Ways to Write an Effective Summary and Paraphrase
Effective summary and paraphrase are essential tools in writing. It is crucial to learn these skills for two reasons. First, until you are able to summarize and/or paraphrase the material you read, you haven’t really understood what the material says. And secondly, ineffective summary and paraphrase technically constitute plagiarism.
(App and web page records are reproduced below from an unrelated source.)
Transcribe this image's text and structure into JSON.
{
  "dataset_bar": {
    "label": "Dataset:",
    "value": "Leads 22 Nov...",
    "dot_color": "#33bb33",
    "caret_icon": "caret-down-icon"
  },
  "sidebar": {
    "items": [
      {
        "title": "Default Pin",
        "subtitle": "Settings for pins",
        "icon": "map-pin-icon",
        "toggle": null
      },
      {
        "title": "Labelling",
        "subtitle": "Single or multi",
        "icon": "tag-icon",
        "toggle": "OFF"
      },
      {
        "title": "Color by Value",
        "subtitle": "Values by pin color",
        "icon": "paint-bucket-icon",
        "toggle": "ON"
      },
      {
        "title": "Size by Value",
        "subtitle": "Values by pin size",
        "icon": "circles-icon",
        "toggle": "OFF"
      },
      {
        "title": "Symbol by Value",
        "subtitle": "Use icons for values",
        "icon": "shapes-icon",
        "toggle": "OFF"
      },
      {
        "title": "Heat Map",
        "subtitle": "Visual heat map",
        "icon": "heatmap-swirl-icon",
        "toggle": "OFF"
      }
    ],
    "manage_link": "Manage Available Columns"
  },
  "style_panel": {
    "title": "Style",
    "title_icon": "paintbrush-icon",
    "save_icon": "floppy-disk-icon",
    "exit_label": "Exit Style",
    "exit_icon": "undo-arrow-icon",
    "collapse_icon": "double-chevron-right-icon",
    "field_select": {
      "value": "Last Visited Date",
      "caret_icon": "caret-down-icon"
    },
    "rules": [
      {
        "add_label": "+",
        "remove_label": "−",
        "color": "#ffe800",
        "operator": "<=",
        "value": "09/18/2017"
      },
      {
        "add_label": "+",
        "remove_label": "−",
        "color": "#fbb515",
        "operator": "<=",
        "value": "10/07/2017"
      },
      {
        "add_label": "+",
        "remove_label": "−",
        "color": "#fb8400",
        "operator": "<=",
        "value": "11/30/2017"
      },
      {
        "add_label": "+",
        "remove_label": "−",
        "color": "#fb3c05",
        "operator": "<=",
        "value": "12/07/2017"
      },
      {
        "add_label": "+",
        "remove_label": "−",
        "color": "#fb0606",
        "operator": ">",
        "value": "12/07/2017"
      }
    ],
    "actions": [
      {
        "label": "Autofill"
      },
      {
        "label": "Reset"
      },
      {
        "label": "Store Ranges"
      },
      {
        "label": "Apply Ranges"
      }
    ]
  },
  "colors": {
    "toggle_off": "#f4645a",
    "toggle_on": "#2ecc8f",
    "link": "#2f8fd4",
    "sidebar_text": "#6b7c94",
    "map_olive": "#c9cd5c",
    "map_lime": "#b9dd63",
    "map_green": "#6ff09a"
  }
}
Here are some basic rules that you need to know:
• Plagiarism is the conscious or unwitting representation of someone else’s ideas and expression as your own. “Expression” means vocabulary and syntax/sentence structure.
• A summary is shorter (often much shorter) than the original passage/excerpt/source, and it expresses the main idea(s) of that material in your own vocabulary and your own sentence structure.
• A paraphrase follows the original much more closely, because it involves a shorter passage (usually one to three sentences). But once again, a paraphrase expresses the main idea(s) of each sentence in your own vocabulary and your own sentence structure.
• Technically, if you simply drop synonyms into the original sentence, you’re still plagiarizing, because you have retained the original author’s/source’s syntax, which is part of the original expression. If you use words or phrases from the original material in your summary or paraphrase without quotation marks, you’ve represented that material as your own—and that’s plagiarism.
• Paraphrases require a parenthetical citation (author + page number). If you refer to the author in your sentence, you need not include the author’s last name in the parenthetical citation, but you still must provide a page citation.